III.5 Mining different data types
Previously I have described the mining process of individual data types, like: text, images, audio and video. But, when mining multimedia, it is required to mine combinations of two or more data types.
To handle combinations of data types, is a very difficult process in resembles with dealing with different databases. For example, each different database¿½s environment contains data which belong to multiple data types. These databases can be integrated and mined, or it is possible to apply mining tools on the individual databases and combine the results of the various data miners. This is illustrated in Figures 3-5 and 3-6.
Figure 3-5: Mining and then integrating
In both cases the Multimedia Distributed Processor has an important role. If the data is integrated before it is mined, then it is carried out with the MDP. If the data is mined first, the data miner increments the multimedia databases¿½ management system and the results of the data miners are integrated with the Multimedia Distributed Processors.
Figure 3-6: Integrating and then mining
Because there is a lot to be researched about mining of individual multimedia data types: text, images, audio and video; there is even more work to be done about mining of different multimedia data types. First, it is required to handle well individual data types, and later to mine them altogether.
In this seminar paper I started with a definition of multimedia database management systems and later gave an overview of these systems. There are different types of architectures, data models and functions of these systems which I have described here in details and later I addressed data mining for multimedia data. Here I have focused on the four types of multimedia data types: text, images, audio and video. I have defined what data mining means to such data types and discussed further the development and challenges. At the end, I discussed the issues when mining different multimedia data types.

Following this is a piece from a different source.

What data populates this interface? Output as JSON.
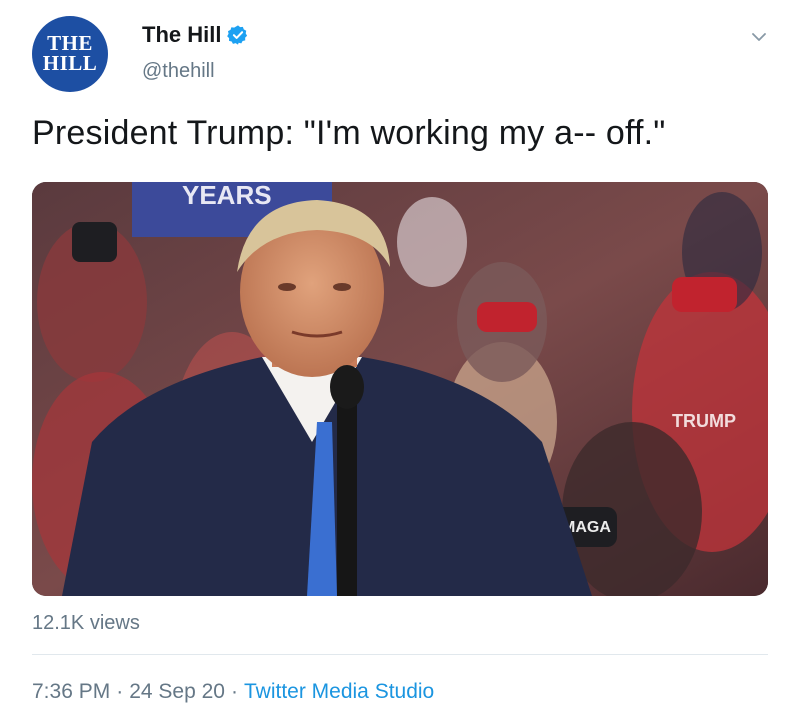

Mainly, I have addressed mining of individual data types and not in combination. But in most cases it consists of combination of two or more media types. With the development of multimedia data types mining, it is expected that also the mining of combination of different data types will be achieved.
There are two requirements for multimedia mining to become complete:

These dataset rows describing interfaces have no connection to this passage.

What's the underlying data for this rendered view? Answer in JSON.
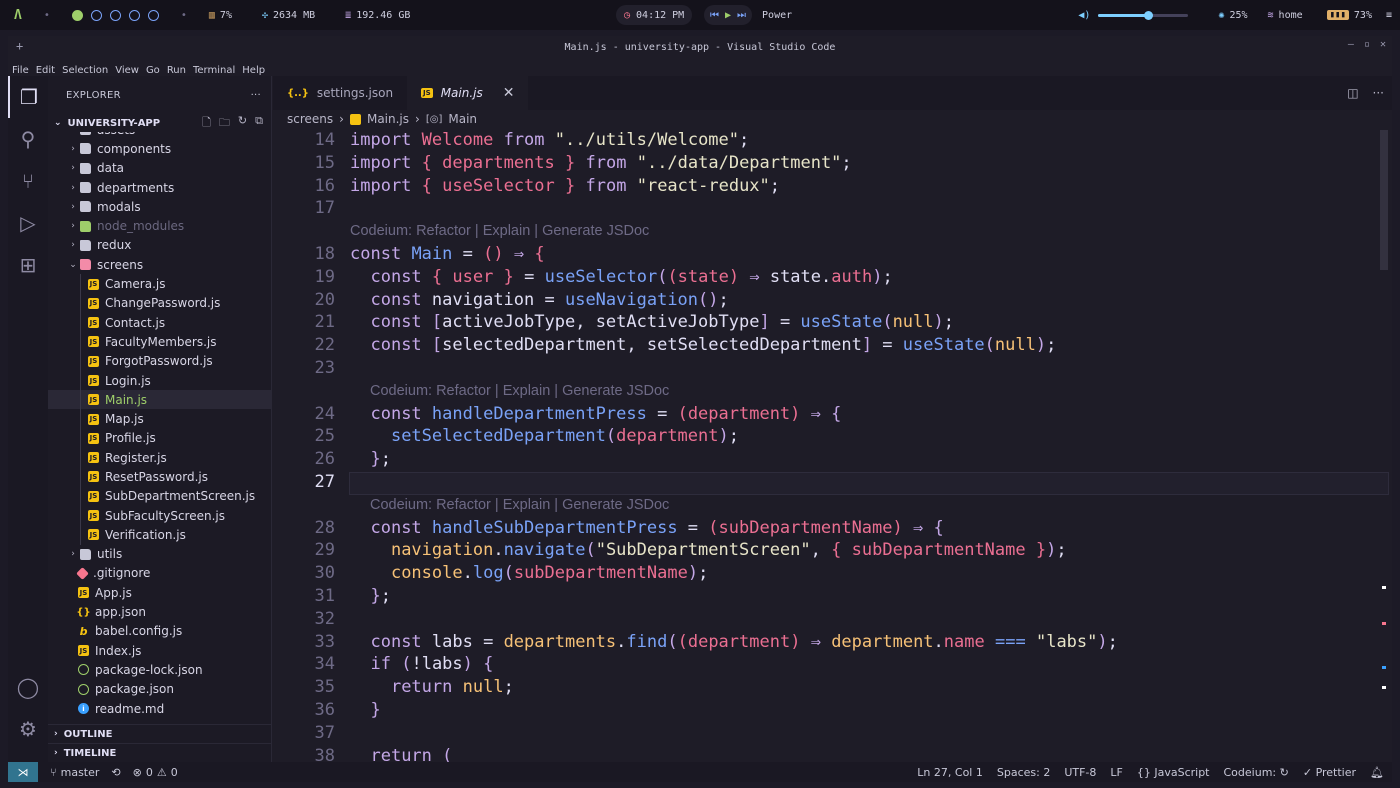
{
  "system_bar": {
    "cpu": "7%",
    "memory": "2634 MB",
    "disk": "192.46 GB",
    "clock": "04:12 PM",
    "power_label": "Power",
    "volume_percent": 55,
    "brightness": "25%",
    "wifi": "home",
    "battery": "73%"
  },
  "window": {
    "title": "Main.js - university-app - Visual Studio Code",
    "menu": [
      "File",
      "Edit",
      "Selection",
      "View",
      "Go",
      "Run",
      "Terminal",
      "Help"
    ]
  },
  "sidebar": {
    "header": "EXPLORER",
    "project": "UNIVERSITY-APP",
    "outline": "OUTLINE",
    "timeline": "TIMELINE",
    "tree": [
      {
        "label": "assets",
        "kind": "folder",
        "depth": 0,
        "partial": true
      },
      {
        "label": "components",
        "kind": "folder",
        "depth": 0
      },
      {
        "label": "data",
        "kind": "folder",
        "depth": 0
      },
      {
        "label": "departments",
        "kind": "folder",
        "depth": 0
      },
      {
        "label": "modals",
        "kind": "folder",
        "depth": 0
      },
      {
        "label": "node_modules",
        "kind": "folder-nm",
        "depth": 0,
        "dim": true
      },
      {
        "label": "redux",
        "kind": "folder",
        "depth": 0
      },
      {
        "label": "screens",
        "kind": "folder-open",
        "depth": 0,
        "open": true
      },
      {
        "label": "Camera.js",
        "kind": "js",
        "depth": 1
      },
      {
        "label": "ChangePassword.js",
        "kind": "js",
        "depth": 1
      },
      {
        "label": "Contact.js",
        "kind": "js",
        "depth": 1
      },
      {
        "label": "FacultyMembers.js",
        "kind": "js",
        "depth": 1
      },
      {
        "label": "ForgotPassword.js",
        "kind": "js",
        "depth": 1
      },
      {
        "label": "Login.js",
        "kind": "js",
        "depth": 1
      },
      {
        "label": "Main.js",
        "kind": "js",
        "depth": 1,
        "selected": true
      },
      {
        "label": "Map.js",
        "kind": "js",
        "depth": 1
      },
      {
        "label": "Profile.js",
        "kind": "js",
        "depth": 1
      },
      {
        "label": "Register.js",
        "kind": "js",
        "depth": 1
      },
      {
        "label": "ResetPassword.js",
        "kind": "js",
        "depth": 1
      },
      {
        "label": "SubDepartmentScreen.js",
        "kind": "js",
        "depth": 1
      },
      {
        "label": "SubFacultyScreen.js",
        "kind": "js",
        "depth": 1
      },
      {
        "label": "Verification.js",
        "kind": "js",
        "depth": 1
      },
      {
        "label": "utils",
        "kind": "folder",
        "depth": 0
      },
      {
        "label": ".gitignore",
        "kind": "git",
        "depth": 0,
        "file": true
      },
      {
        "label": "App.js",
        "kind": "js",
        "depth": 0,
        "file": true
      },
      {
        "label": "app.json",
        "kind": "json",
        "depth": 0,
        "file": true
      },
      {
        "label": "babel.config.js",
        "kind": "babel",
        "depth": 0,
        "file": true
      },
      {
        "label": "Index.js",
        "kind": "js",
        "depth": 0,
        "file": true
      },
      {
        "label": "package-lock.json",
        "kind": "node",
        "depth": 0,
        "file": true
      },
      {
        "label": "package.json",
        "kind": "node",
        "depth": 0,
        "file": true
      },
      {
        "label": "readme.md",
        "kind": "info",
        "depth": 0,
        "file": true
      }
    ]
  },
  "tabs": [
    {
      "label": "settings.json",
      "icon": "{..}",
      "active": false
    },
    {
      "label": "Main.js",
      "icon": "JS",
      "active": true
    }
  ],
  "breadcrumb": {
    "folder": "screens",
    "file": "Main.js",
    "symbol": "Main"
  },
  "codelens": "Codeium: Refactor | Explain | Generate JSDoc",
  "code_lines": [
    {
      "n": "14",
      "html": "<span class='kw'>import</span> <span class='id'>Welcome</span> <span class='kw'>from</span> <span class='str'>\"../utils/Welcome\"</span>;"
    },
    {
      "n": "15",
      "html": "<span class='kw'>import</span> <span class='br'>{</span> <span class='id'>departments</span> <span class='br'>}</span> <span class='kw'>from</span> <span class='str'>\"../data/Department\"</span>;"
    },
    {
      "n": "16",
      "html": "<span class='kw'>import</span> <span class='br'>{</span> <span class='id'>useSelector</span> <span class='br'>}</span> <span class='kw'>from</span> <span class='str'>\"react-redux\"</span>;"
    },
    {
      "n": "17",
      "html": ""
    },
    {
      "lens": true,
      "indent": 0
    },
    {
      "n": "18",
      "html": "<span class='kw'>const</span> <span class='fn'>Main</span> = <span class='pa'>()</span> <span class='pn'>⇒</span> <span class='br'>{</span>"
    },
    {
      "n": "19",
      "html": "  <span class='kw'>const</span> <span class='br'>{</span> <span class='id'>user</span> <span class='br'>}</span> = <span class='fn'>useSelector</span><span class='pn'>(</span><span class='pa'>(state)</span> <span class='pn'>⇒</span> state.<span class='prop'>auth</span><span class='pn'>)</span>;"
    },
    {
      "n": "20",
      "html": "  <span class='kw'>const</span> navigation = <span class='fn'>useNavigation</span><span class='pn'>()</span>;"
    },
    {
      "n": "21",
      "html": "  <span class='kw'>const</span> <span class='pn'>[</span>activeJobType, setActiveJobType<span class='pn'>]</span> = <span class='fn'>useState</span><span class='pn'>(</span><span class='nul'>null</span><span class='pn'>)</span>;"
    },
    {
      "n": "22",
      "html": "  <span class='kw'>const</span> <span class='pn'>[</span>selectedDepartment, setSelectedDepartment<span class='pn'>]</span> = <span class='fn'>useState</span><span class='pn'>(</span><span class='nul'>null</span><span class='pn'>)</span>;"
    },
    {
      "n": "23",
      "html": ""
    },
    {
      "lens": true,
      "indent": 1
    },
    {
      "n": "24",
      "html": "  <span class='kw'>const</span> <span class='fn'>handleDepartmentPress</span> = <span class='pa'>(department)</span> <span class='pn'>⇒</span> <span class='pn'>{</span>"
    },
    {
      "n": "25",
      "html": "    <span class='fn'>setSelectedDepartment</span><span class='pn'>(</span><span class='id'>department</span><span class='pn'>)</span>;"
    },
    {
      "n": "26",
      "html": "  <span class='pn'>}</span>;"
    },
    {
      "n": "27",
      "html": "",
      "current": true
    },
    {
      "lens": true,
      "indent": 1
    },
    {
      "n": "28",
      "html": "  <span class='kw'>const</span> <span class='fn'>handleSubDepartmentPress</span> = <span class='pa'>(subDepartmentName)</span> <span class='pn'>⇒</span> <span class='pn'>{</span>"
    },
    {
      "n": "29",
      "html": "    <span class='obj'>navigation</span>.<span class='fn'>navigate</span><span class='pn'>(</span><span class='str'>\"SubDepartmentScreen\"</span>, <span class='br'>{</span> <span class='id'>subDepartmentName</span> <span class='br'>}</span><span class='pn'>)</span>;"
    },
    {
      "n": "30",
      "html": "    <span class='obj'>console</span>.<span class='fn'>log</span><span class='pn'>(</span><span class='id'>subDepartmentName</span><span class='pn'>)</span>;"
    },
    {
      "n": "31",
      "html": "  <span class='pn'>}</span>;"
    },
    {
      "n": "32",
      "html": ""
    },
    {
      "n": "33",
      "html": "  <span class='kw'>const</span> labs = <span class='obj'>departments</span>.<span class='fn'>find</span><span class='pn'>(</span><span class='pa'>(department)</span> <span class='pn'>⇒</span> <span class='obj'>department</span>.<span class='prop'>name</span> <span class='fn'>===</span> <span class='str'>\"labs\"</span><span class='pn'>)</span>;"
    },
    {
      "n": "34",
      "html": "  <span class='kw'>if</span> <span class='pn'>(</span>!labs<span class='pn'>)</span> <span class='pn'>{</span>"
    },
    {
      "n": "35",
      "html": "    <span class='kw'>return</span> <span class='nul'>null</span>;"
    },
    {
      "n": "36",
      "html": "  <span class='pn'>}</span>"
    },
    {
      "n": "37",
      "html": ""
    },
    {
      "n": "38",
      "html": "  <span class='kw'>return</span> <span class='pn'>(</span>"
    }
  ],
  "status_bar": {
    "branch": "master",
    "problems": "0",
    "warnings": "0",
    "position": "Ln 27, Col 1",
    "spaces": "Spaces: 2",
    "encoding": "UTF-8",
    "eol": "LF",
    "language": "JavaScript",
    "codeium": "Codeium:",
    "prettier": "Prettier"
  },
  "colors": {
    "keyword": "#c4a7e7",
    "identifier": "#eb6f92",
    "function": "#7aa2f7",
    "string": "#e7e4c8",
    "accent_remote": "#31748f"
  }
}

1. Mining techniques that models order as part of some data ¿½ If multimedia sequence is ignored, then too much data is lost. Both approaches of mining ordered data, time series and event sequences are not sufficient for multimedia. It is good to capture order in the result; example discovered patterns can include ¿½first pattern before the second one¿½.
2. Comparing objects that are represented differently ¿½ Pictures taken from different angles or photograph and drawing capture similar information. But, various representations lead data mining algorithms to overvalue the differences between some objects. When algorithms recognize similarities in data between two objects, then maybe the objects are the same. However, different data don¿½t say that objects are different; differences how the data are captured may cause same objects to be represented by very different sets of data. Mining techniques must handle this issue.
If a progress is made on multimedia data management and data mining, the lot of tools will emerge on mining multimedia data. Today¿½s data mining tools work only on relational databases, but it is expected that in the future will be developed multimedia data mining tools also as tools for mining object databases. Lot of research is required for this to be achieved.